I think we’ve all known Ariza was the best Laker three this season — the best defender, the guy playing with the most aggression. Now he is the starter, and he makes the first five that much better because of the defense, because he works well from the weakside (with Kobe and Pau dominating the strong side), because he can get some easy baskets in transition, and he will get some boards. The key on offense will be hitting some threes — he is up to 31.7% from there for the season, but is just 24.9% in the last 10 games.

Walton to the second unit also means that unit may slow down a little, but they will run the offense and get shots out of it. That is what happened last night, and they looked better. Once Bynum returns and Odom (or Bynum) play with the second unit, all the better. Imagine the ball movement of a second unit with Farmar, Walton and Odom — that is going to expand leads because teams will not be used to dealing with that type of play.

The Spurs Coming In: This is a team that remains with two-thirds of the Big Three — Manu is out. The question has to be, how far can they go in the postseason without him at 100%?

Over at 48 Minutes of Hell, there is an interesting talk about Bruce Bowen. The issue is, while he has slowed, their defensive numbers are still much better when he plays.

If Bowen remains such a potent defensive force than why has Popovich decreased his minutes so significantly? Well, two reasons. The first is that little number I mentioned earlier: 37. Bowen is borderline psychotic about his conditioning but no workout regimen can bring the biological clock to a screeching halt. If Popovich wants Bowen to continue to be as effective as he once was, he realizes Bruce has to be used in an increasingly surgical manner.

The second reason has a lot to do with the Lakers, actually. After a 4-1 thumping in last year’s Western Conference Finals, everyone understood that the Spurs needed some tweaking if they were going to sneak past LA this season. The most decisive “tweak” Popovich made was to use more offensive minded 5-man units a greater percentage of the time. By replacing Finley with Mason, Bowen with Finley, and Oberto with Bonner, Popovich sacrificed defensive ability for offensive output at 3 of the 5 starting positions.

As I’ve said repeatedly, I think this is the right strategy. No matter what point of decline you think Bowen may be at, it is clear this team is no longer the defensive juggernaut we once were. We may still be one of the top 5 defensive teams in the league but we do not possess the talent to stop the Lakers entirely; our best hope is to slow them down. But in order for the Spurs to win a 7 game series against the Lake Show (or at least stand a better chance than last season), we have to show more offensive consistency than we did in ‘08. I often complain about the awful droughts the Spurs’ offense suffered last season. The Spurs cannot sacrifice an entire quarter of offensive output and expect to outscore LA over the course of 48 minutes. By leaving more shooters and less stoppers on the floor, Pop is giving us a better chance to upset Los Angeles.

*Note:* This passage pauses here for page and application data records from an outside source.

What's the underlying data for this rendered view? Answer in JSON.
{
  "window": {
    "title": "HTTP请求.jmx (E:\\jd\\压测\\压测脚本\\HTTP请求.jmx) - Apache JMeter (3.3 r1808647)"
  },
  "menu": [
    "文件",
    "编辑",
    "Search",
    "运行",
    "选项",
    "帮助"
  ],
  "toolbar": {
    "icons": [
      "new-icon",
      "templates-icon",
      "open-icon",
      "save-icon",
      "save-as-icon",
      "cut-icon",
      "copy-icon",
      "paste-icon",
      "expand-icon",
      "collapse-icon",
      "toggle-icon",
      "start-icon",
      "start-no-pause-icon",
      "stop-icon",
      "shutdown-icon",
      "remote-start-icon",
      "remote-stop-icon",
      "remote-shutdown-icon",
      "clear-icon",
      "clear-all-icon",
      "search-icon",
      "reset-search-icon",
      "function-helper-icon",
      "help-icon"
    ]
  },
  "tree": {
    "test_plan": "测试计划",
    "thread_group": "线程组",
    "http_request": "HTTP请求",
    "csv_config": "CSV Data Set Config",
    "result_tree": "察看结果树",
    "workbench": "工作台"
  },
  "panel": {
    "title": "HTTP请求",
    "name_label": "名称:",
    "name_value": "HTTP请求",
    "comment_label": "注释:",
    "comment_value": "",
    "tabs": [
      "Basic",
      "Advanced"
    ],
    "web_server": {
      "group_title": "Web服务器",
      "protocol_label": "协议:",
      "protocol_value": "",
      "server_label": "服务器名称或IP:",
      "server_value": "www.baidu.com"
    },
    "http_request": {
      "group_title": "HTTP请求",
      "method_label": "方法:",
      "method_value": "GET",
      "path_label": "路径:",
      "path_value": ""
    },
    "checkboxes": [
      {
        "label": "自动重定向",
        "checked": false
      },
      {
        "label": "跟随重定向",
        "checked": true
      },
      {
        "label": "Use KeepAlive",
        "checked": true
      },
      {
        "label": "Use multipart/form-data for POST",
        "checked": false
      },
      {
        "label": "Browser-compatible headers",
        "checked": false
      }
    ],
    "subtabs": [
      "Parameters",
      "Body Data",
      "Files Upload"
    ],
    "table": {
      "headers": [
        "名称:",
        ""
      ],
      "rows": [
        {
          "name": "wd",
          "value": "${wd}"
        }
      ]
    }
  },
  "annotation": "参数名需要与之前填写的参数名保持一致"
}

Keys To The Game: Okay, we’ve talked about everyone else, but this game really comes down to Tony Parker — if he gets in the lane a lot, the Spurs win, if the Lakers are focused and keep him out, they win. Without Manu, he is the only one who can really create his own offense off the dribble for the Spurs.

Rotations to shooters at the three-point line, the closeouts, have to be quick. The Spurs will make the extra pass to the open man, so you have to get out there.

The Lakers length bothers Tim Duncan, but you can’t just give that man one look all night. Double sometimes (and from different places), man up others, just don’t let him get comfortable. Then go at him on offense with Pau and make him work at both ends.

Try to push the pace and get some transition baskets, but don’t be reckless about it. Push and if it is not there pull back and be patient with the offense. But there are some easy baskets to be had.

Where you can watch: 5 p.m. start on TNT nationally. Also, for a fun live blog, log on to the Wall Street Journal — yes, the WSJ — where Zach of Celtics Hub is doing the live blog. Yes, a Celtics guy, but a very smart hoops guy and fan as well. He will have some good insights.